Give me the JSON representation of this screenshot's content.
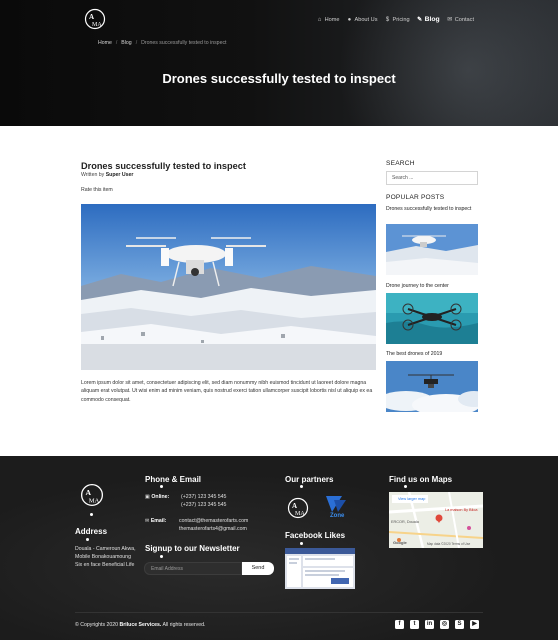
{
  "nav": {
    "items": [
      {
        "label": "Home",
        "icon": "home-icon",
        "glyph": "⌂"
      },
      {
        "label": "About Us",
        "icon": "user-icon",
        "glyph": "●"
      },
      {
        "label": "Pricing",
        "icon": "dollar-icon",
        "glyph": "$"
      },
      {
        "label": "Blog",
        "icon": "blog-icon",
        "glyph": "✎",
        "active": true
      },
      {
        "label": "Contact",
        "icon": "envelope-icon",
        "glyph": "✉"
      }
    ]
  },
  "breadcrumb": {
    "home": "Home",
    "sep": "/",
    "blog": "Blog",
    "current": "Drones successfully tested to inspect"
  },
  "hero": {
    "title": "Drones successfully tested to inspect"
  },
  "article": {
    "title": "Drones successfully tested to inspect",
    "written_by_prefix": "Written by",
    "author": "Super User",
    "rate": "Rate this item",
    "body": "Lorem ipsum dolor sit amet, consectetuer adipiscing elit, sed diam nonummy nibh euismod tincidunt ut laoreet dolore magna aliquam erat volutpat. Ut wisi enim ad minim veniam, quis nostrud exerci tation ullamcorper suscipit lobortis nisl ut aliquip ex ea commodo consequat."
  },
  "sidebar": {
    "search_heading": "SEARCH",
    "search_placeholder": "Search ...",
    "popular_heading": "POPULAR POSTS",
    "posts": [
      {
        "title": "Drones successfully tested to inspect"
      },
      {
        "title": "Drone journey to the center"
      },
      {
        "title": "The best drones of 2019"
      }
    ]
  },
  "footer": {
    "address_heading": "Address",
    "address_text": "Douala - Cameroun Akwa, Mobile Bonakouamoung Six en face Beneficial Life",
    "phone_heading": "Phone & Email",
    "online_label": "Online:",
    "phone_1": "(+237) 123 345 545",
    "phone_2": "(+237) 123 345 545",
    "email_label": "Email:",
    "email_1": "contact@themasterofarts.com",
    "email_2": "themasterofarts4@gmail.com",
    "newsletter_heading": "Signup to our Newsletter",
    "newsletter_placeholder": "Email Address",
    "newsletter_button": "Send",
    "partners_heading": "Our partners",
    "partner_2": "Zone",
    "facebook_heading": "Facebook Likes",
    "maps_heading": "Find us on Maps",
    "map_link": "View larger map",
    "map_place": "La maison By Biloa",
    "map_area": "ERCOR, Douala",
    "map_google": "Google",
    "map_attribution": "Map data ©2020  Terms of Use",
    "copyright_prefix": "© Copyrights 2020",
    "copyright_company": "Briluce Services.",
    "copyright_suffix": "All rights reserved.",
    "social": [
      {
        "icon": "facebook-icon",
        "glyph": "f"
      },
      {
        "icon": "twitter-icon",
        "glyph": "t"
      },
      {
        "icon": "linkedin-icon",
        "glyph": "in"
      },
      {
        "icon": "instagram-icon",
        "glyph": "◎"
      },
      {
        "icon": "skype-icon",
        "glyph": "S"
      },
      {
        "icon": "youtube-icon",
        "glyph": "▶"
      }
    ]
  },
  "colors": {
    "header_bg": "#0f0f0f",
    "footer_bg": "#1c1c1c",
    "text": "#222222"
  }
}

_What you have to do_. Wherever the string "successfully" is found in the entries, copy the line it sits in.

_Task result_.
    "current": "Drones successfully tested to inspect"
    "title": "Drones successfully tested to inspect"
    "title": "Drones successfully tested to inspect",
        "title": "Drones successfully tested to inspect"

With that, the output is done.